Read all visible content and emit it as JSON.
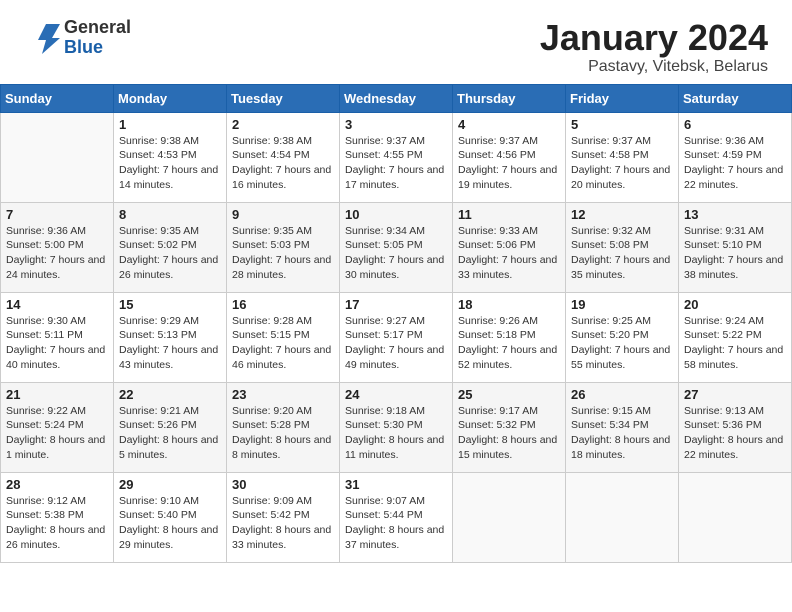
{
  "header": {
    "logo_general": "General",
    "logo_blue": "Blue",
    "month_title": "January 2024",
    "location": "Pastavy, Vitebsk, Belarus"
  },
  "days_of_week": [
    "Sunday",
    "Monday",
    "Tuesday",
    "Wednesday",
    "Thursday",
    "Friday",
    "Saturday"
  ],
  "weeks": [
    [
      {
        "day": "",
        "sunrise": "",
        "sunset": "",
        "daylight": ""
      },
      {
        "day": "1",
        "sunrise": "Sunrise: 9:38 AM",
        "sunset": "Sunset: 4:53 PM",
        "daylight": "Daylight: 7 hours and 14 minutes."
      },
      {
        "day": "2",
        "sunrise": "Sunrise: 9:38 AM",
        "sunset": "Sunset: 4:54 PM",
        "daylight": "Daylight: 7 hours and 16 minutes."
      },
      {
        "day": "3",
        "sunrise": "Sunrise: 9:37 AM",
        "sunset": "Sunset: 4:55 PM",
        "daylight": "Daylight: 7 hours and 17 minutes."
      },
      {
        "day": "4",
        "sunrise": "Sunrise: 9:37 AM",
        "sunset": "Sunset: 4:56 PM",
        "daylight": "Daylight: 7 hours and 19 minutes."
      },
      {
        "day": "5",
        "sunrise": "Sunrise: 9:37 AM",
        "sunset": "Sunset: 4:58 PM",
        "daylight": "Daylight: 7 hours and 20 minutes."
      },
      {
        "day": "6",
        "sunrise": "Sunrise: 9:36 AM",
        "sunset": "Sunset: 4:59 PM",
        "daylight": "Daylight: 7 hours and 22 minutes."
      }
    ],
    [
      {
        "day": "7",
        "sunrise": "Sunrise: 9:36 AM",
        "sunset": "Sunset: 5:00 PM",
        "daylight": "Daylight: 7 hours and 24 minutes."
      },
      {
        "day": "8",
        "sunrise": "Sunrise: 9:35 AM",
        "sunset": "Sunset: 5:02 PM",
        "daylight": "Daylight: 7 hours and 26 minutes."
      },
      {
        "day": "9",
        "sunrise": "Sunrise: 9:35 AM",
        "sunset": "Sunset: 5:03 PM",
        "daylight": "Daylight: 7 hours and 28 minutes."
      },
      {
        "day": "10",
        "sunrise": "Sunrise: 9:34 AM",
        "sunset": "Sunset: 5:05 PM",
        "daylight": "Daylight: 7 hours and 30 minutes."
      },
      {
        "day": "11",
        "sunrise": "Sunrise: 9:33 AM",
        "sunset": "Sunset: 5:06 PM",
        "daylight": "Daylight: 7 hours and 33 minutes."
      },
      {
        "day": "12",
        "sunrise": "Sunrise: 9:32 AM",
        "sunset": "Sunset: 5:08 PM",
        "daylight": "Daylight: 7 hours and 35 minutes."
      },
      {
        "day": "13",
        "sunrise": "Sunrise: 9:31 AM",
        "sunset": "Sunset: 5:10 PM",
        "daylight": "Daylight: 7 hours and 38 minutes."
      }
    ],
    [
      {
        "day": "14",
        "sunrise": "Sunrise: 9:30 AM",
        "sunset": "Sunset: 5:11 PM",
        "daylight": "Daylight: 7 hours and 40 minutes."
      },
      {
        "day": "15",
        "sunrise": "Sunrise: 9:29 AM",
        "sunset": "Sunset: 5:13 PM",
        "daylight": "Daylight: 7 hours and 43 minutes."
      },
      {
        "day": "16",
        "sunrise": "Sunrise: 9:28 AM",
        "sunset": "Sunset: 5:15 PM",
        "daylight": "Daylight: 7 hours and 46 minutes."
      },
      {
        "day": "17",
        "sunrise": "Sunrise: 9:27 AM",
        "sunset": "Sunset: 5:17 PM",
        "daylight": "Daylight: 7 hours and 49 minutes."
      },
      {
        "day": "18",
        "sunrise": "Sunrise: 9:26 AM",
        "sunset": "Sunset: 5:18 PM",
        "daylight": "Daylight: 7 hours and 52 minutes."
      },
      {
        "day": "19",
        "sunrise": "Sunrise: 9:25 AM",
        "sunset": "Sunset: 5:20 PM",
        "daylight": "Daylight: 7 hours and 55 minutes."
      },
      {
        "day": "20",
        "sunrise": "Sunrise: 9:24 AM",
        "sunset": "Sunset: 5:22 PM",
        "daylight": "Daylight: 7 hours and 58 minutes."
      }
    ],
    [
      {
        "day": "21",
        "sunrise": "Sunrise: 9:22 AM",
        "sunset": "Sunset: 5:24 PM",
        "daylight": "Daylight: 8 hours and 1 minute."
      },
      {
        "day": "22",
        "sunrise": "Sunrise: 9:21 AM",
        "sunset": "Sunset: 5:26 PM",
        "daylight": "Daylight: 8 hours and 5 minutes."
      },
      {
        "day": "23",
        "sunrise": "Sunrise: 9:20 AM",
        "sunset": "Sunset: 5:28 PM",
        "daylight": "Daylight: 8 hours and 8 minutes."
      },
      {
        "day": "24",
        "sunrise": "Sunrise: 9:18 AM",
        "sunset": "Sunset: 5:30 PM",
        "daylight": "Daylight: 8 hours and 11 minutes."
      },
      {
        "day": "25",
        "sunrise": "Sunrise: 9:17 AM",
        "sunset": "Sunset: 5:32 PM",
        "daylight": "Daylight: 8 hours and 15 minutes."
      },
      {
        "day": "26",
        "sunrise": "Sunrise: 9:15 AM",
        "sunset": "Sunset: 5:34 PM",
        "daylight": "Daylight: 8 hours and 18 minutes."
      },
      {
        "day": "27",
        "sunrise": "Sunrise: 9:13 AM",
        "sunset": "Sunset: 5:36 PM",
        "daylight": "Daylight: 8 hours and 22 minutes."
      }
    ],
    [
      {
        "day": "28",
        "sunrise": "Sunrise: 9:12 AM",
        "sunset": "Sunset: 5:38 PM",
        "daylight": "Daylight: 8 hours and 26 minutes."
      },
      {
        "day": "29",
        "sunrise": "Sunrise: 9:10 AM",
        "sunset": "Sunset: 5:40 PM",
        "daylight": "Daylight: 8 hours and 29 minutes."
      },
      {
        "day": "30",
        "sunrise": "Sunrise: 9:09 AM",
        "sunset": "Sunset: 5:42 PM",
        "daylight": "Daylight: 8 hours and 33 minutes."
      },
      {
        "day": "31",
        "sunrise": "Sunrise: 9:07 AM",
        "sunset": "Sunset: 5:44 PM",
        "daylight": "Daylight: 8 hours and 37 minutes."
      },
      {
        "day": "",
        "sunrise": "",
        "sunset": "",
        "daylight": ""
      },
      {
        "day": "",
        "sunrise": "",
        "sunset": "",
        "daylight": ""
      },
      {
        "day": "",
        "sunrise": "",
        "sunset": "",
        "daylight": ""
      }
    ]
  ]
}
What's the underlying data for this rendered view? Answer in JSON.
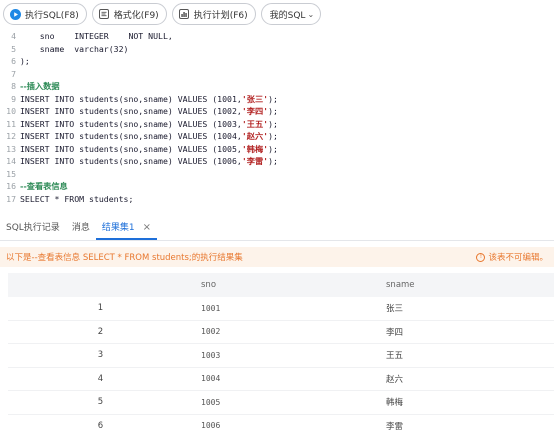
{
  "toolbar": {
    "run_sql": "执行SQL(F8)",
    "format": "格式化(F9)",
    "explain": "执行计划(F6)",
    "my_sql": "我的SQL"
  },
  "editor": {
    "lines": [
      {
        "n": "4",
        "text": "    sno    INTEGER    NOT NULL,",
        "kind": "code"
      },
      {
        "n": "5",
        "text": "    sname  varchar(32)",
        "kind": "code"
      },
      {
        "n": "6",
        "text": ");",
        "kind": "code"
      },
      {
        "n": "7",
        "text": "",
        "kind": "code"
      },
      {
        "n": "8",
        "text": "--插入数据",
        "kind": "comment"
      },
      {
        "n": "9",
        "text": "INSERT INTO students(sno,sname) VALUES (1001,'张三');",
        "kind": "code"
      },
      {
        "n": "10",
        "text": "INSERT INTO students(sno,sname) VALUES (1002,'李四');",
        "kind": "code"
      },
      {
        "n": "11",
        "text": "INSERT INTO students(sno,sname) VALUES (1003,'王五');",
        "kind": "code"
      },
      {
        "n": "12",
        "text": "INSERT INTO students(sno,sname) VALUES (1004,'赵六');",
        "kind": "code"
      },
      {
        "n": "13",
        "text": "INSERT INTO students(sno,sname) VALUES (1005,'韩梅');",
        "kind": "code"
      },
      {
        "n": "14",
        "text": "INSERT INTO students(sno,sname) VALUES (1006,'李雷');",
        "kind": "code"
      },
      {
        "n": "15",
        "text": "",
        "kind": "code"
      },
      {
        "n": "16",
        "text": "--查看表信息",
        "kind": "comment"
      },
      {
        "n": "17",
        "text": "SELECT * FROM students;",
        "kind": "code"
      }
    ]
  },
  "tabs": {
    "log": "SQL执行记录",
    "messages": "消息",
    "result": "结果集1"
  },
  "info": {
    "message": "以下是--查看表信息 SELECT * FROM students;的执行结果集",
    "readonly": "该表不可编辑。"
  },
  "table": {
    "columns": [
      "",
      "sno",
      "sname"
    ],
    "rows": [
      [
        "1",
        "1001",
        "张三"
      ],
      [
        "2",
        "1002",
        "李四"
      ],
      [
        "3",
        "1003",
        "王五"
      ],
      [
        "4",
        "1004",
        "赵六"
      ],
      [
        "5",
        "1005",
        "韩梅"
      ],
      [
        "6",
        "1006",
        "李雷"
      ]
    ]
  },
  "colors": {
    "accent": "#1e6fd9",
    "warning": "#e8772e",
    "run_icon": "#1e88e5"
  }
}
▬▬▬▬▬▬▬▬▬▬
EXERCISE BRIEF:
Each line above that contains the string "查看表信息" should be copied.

EXERCISE RESPONSE:
        "text": "--查看表信息",
    "message": "以下是--查看表信息 SELECT * FROM students;的执行结果集",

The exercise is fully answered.